DIRECTIONS
Would you copy exactly the lines in the data below from the one that has "Decode this image" through the one that has "Enumerate this screenshot's", dropping any pictures?

----

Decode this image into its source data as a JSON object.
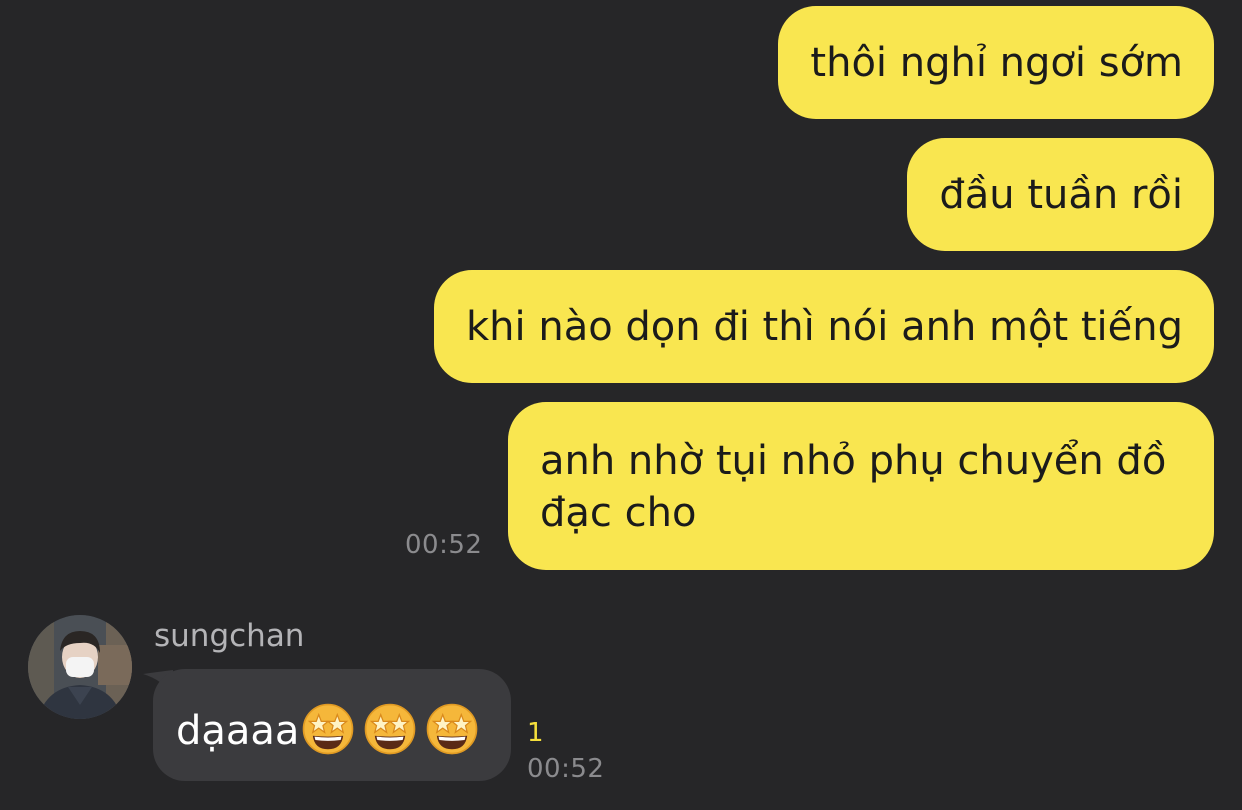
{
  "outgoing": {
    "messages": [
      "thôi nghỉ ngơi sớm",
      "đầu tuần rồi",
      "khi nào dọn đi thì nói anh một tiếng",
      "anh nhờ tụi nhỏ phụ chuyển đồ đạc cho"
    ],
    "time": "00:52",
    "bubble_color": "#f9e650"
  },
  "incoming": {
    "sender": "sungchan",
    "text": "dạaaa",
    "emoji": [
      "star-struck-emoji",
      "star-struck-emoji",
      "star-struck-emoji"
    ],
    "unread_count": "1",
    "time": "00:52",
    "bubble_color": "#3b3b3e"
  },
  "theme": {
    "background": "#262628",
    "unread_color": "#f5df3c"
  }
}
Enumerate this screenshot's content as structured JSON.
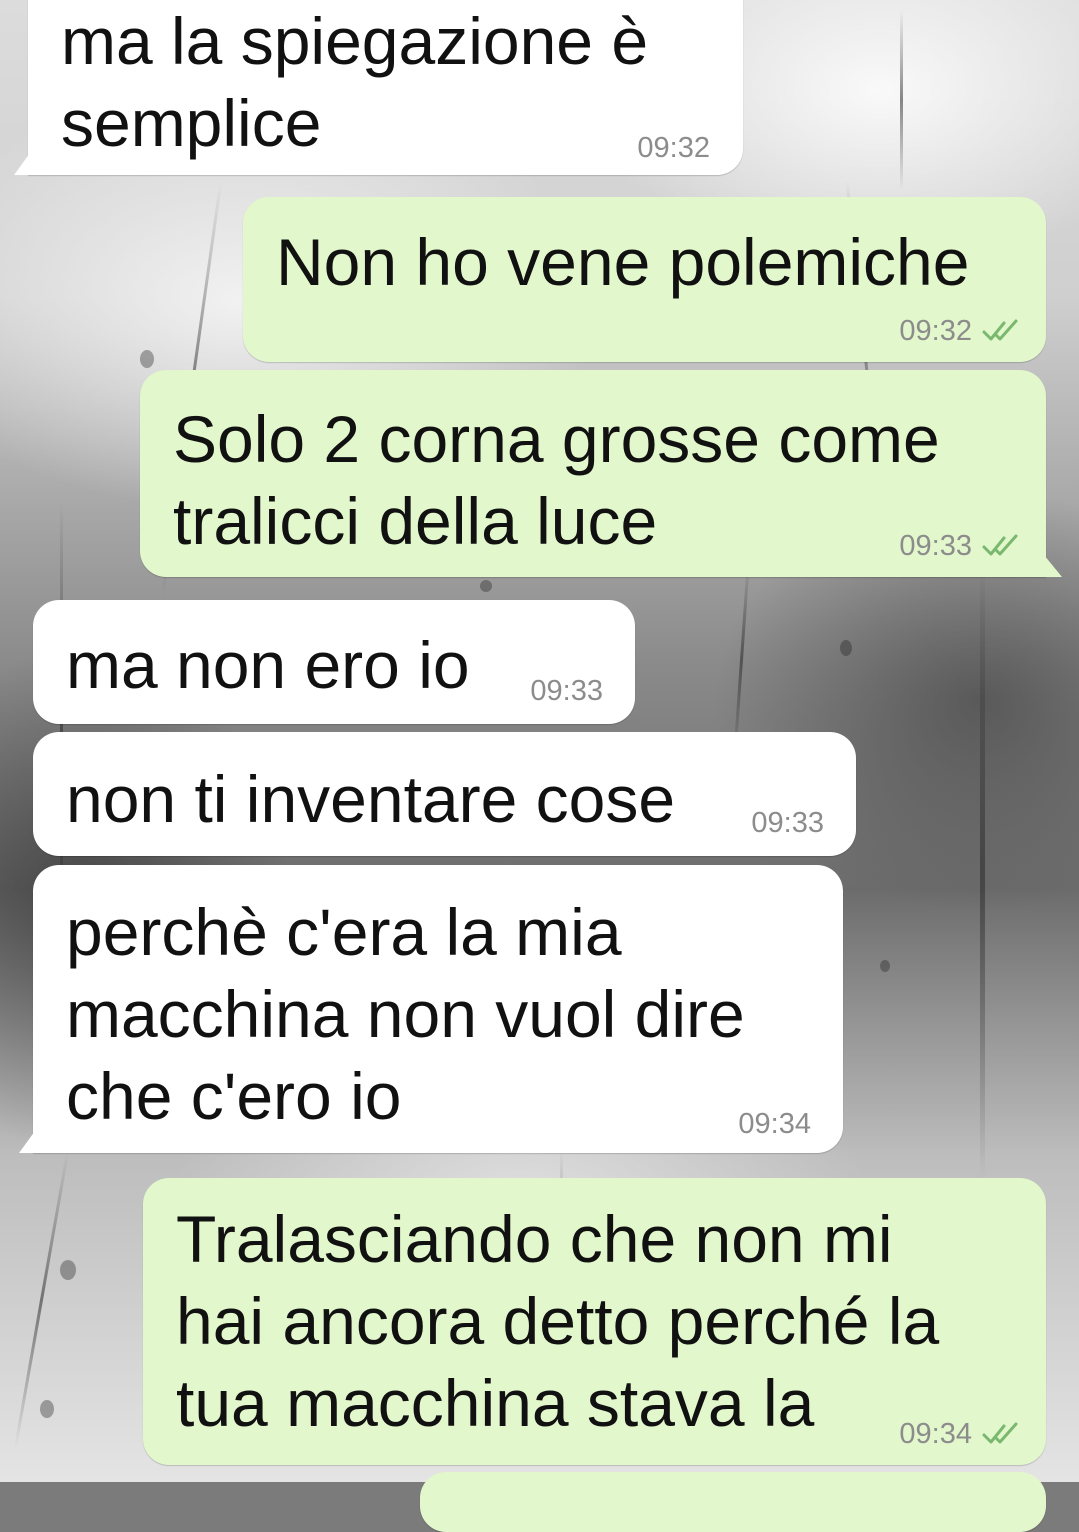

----

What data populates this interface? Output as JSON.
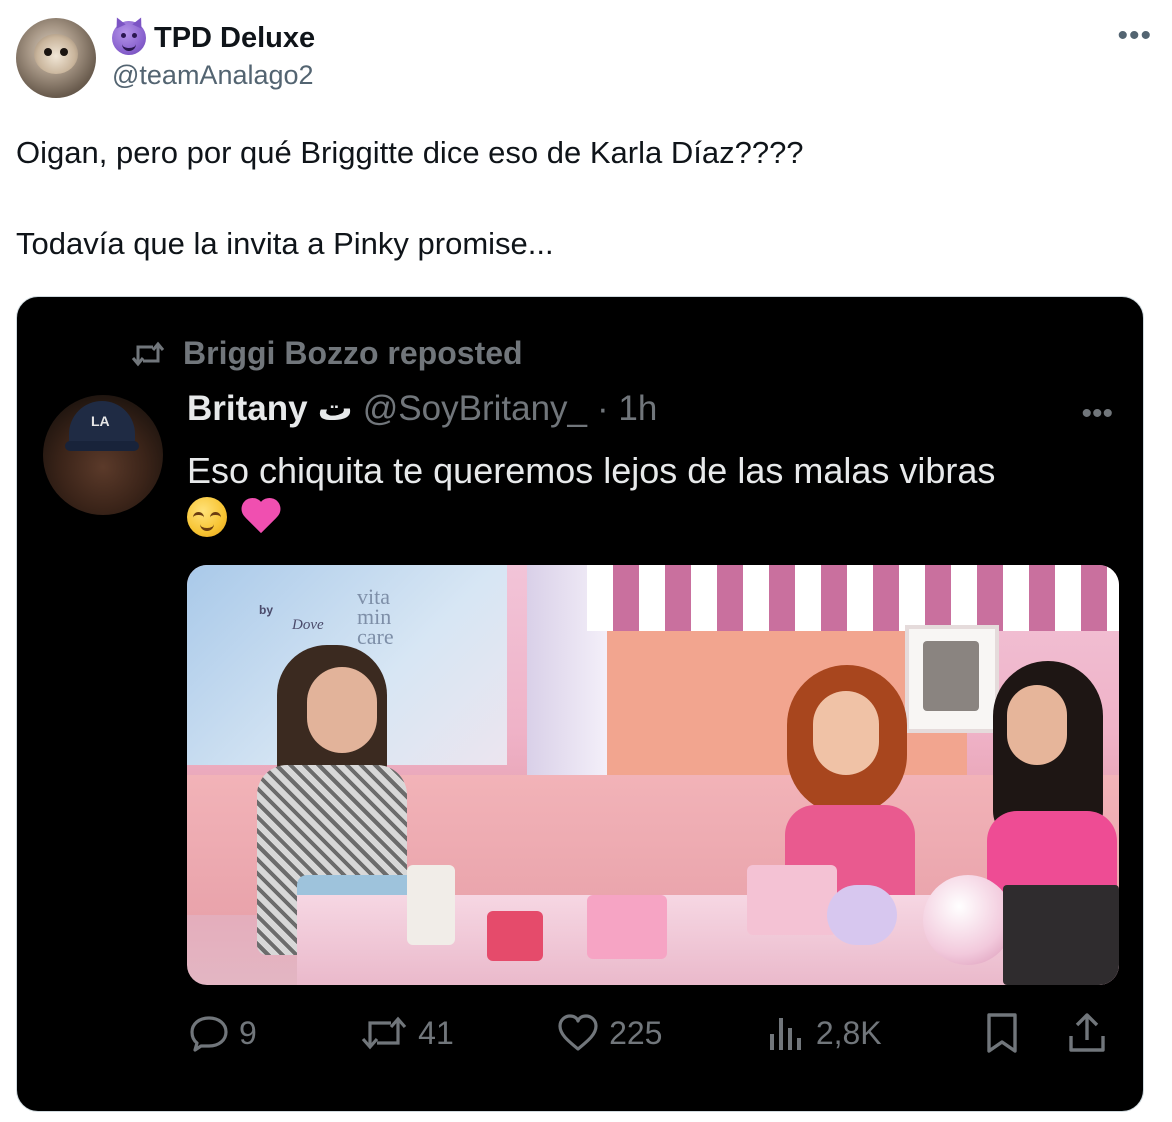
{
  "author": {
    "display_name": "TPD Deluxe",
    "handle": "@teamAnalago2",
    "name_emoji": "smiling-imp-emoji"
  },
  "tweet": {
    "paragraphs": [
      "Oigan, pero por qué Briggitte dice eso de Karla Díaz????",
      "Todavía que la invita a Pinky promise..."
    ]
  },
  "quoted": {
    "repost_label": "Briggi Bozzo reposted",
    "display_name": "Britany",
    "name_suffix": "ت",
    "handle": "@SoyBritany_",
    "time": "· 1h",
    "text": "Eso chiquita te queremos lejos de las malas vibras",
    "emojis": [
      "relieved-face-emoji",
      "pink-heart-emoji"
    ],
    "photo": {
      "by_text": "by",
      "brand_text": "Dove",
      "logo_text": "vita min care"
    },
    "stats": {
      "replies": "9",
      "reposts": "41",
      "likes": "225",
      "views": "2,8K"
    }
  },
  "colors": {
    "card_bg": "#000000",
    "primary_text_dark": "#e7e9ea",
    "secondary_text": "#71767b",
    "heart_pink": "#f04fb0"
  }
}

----

RESPONSE FOR THIS EXERCISE
Decode this image into its source data as a JSON object.
{
  "outgoing": {
    "messages": [
      "thôi nghỉ ngơi sớm",
      "đầu tuần rồi",
      "khi nào dọn đi thì nói anh một tiếng",
      "anh nhờ tụi nhỏ phụ chuyển đồ đạc cho"
    ],
    "time": "00:52",
    "bubble_color": "#f9e650"
  },
  "incoming": {
    "sender": "sungchan",
    "text": "dạaaa",
    "emoji": [
      "star-struck-emoji",
      "star-struck-emoji",
      "star-struck-emoji"
    ],
    "unread_count": "1",
    "time": "00:52",
    "bubble_color": "#3b3b3e"
  },
  "theme": {
    "background": "#262628",
    "unread_color": "#f5df3c"
  }
}
Enumerate this screenshot's content as structured JSON.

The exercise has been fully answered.